Why buy local and sustainable? As a chef of 29 years, and more importantly, a father for 13 years, the importance of buying local and sustainable becomes more clear each day.
(Which by the way my son’s name is Maiko; naming him after a shark with a different spelling because of my love and passion for the ocean and all fish species).
As a kid, I grew up in the 70’s and 80’s-which yes, makes me a "Gen X”, but not a "boomer", as my son likes to call me.
Unlike the kids today, I feel that being born in this time era hindered my knowledge and opportunity of education regarding sustainability, However, living and traveling throughout the world allowed me a different perspective and eventually opened my eyes to how we live; and how we should live.
I live and work as a chef in Sonoma County- which was, and still is, a chef’s dream. Only an hour from the infamous California coast line, and access to local farms, wineries, chicken & dairy ranches, cheese makers, olive growers, and farmers markets- some of the best chefs in the world could only dream of calling this home... I too, felt the same way. My passion for cooking was a huge factor in why I chose Sonoma County as the backdrop to practice my culinary skills, but the decision was made for the upmost important thing in my life; raising my son.

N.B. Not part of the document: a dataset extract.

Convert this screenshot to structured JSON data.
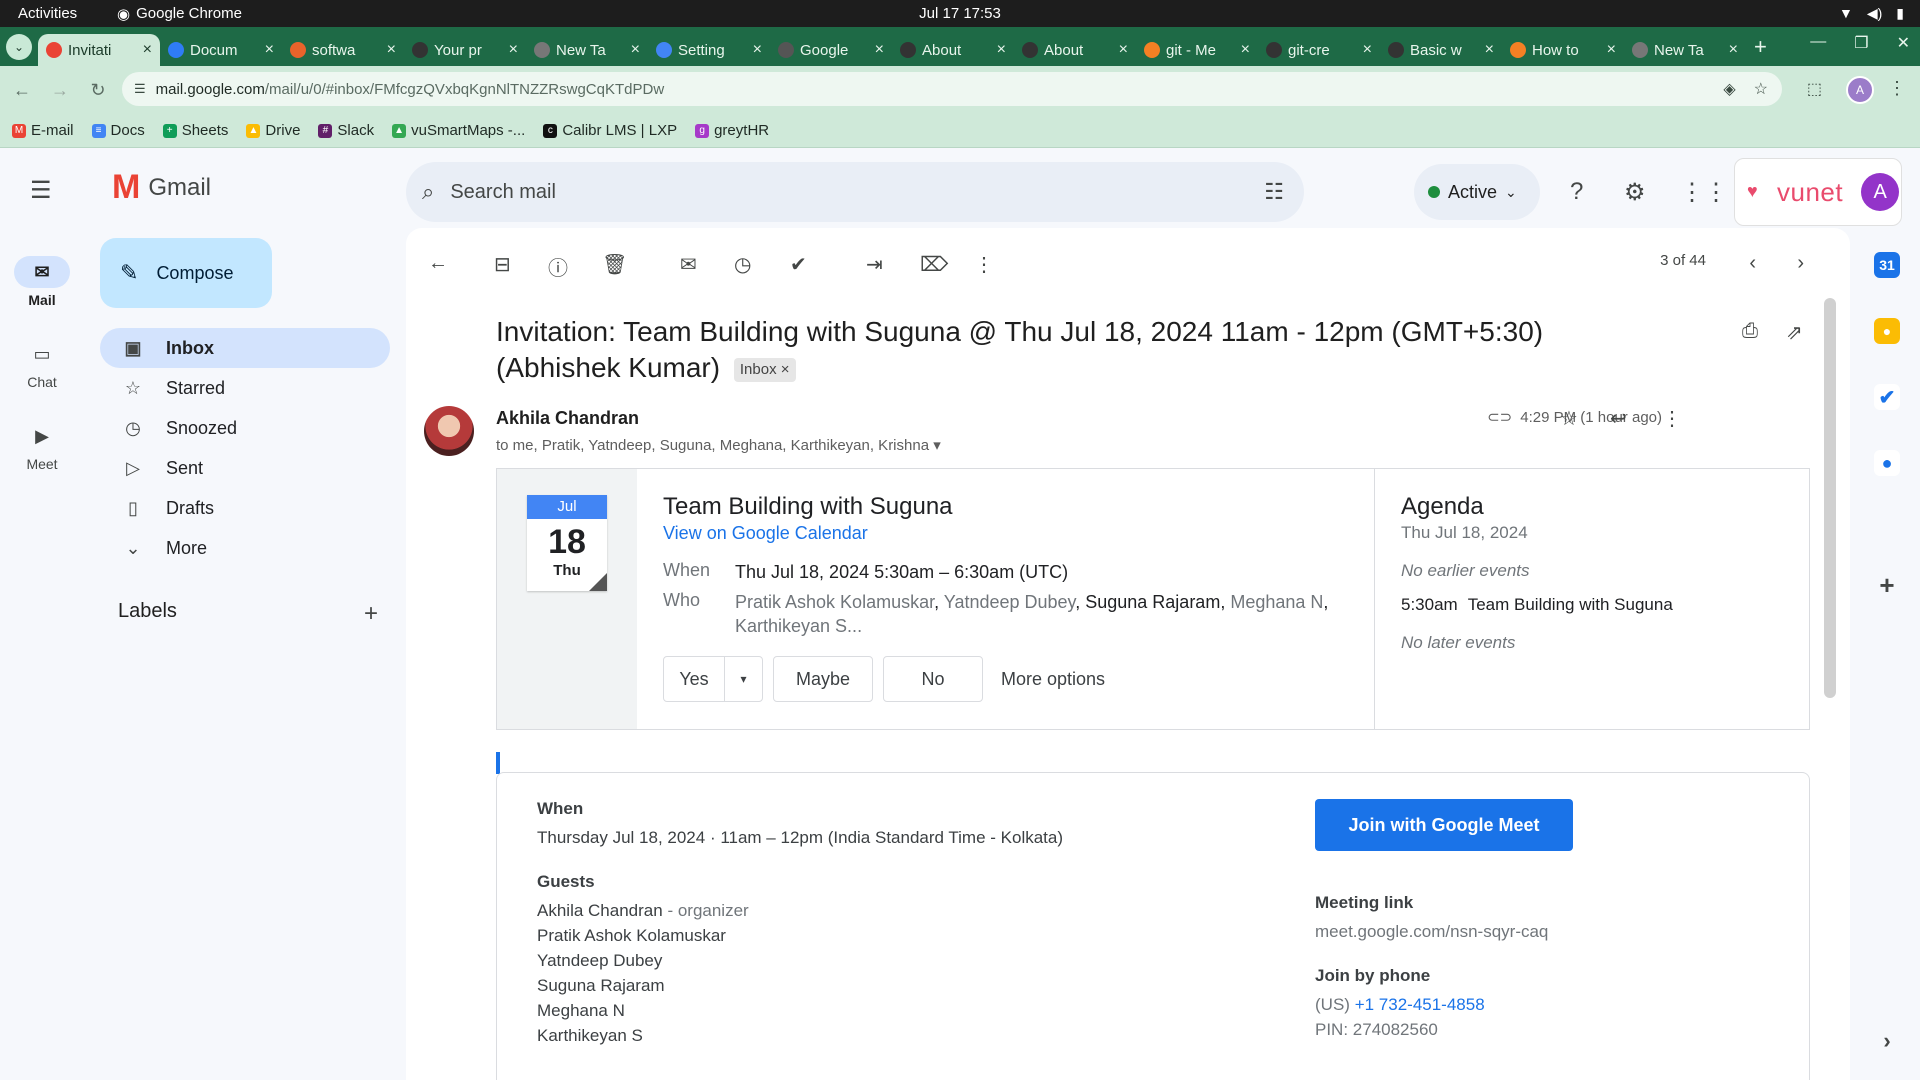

I had a restaurant in the town of Sonoma for 12 years, a local sushi bar called "Shiso". As someone who has been around fish, and has always practiced a core value of "quality over quantity", it was imperative to bring sustainable products to my guests. I continued to practice and take pride with this concept, even after I sold the restaurant and ultimately joined the "Catering World". I perpetually asked myself, How can I educate my guests, even friends, on fresh sustainable fish? And why they should be choosing this over mass-produced, or even farmed?
Doctors, nutritionists, health coaches, you name it...all encourage eating more fish or integrating more fish within our diets. We constantly hear and read about "healthy eating" and the importance of nutritional value, but in reality, some fish sold in grocery stores are actually not "real". Ironically, the number of additives, hormones, antibiotics, dyes, C02 or gas -and lots of other unknown substances- all find there way into our mass-produced fish factories, making them have little to none nutritional value.
In efforts to educate myself, and ultimately decide what is best for not only my guests, but for the health of my own family, I have read a lot of books on the notion of sustainability.
(The End of The Line by Charles Clover, The Ecology of Commerce by Paul Hawken, Ecological Literacy by Michael K Stone and Zenobia Barlow- just to name a few).
In my readings- this concept of sustainability was continuous, and it all seemed as common sense to me. So, I chose to find local, line caught, sustainable fish to land on family tables locally and try my best to do some good in our crazy world. Which by the way as I write this, we are experiencing Covid-19, the worst wild fires on record EVER in California, Oregon and Washington. Early hurricanes in the Gulf Coast region and air quality in Portland Oregon that is recorded as the worst in the entire country due to the wild fires. In California we have had a record of 29 days of poor air quality higher than our normal air quality index. So YES- lets try our best to save the planet, one fish at a time.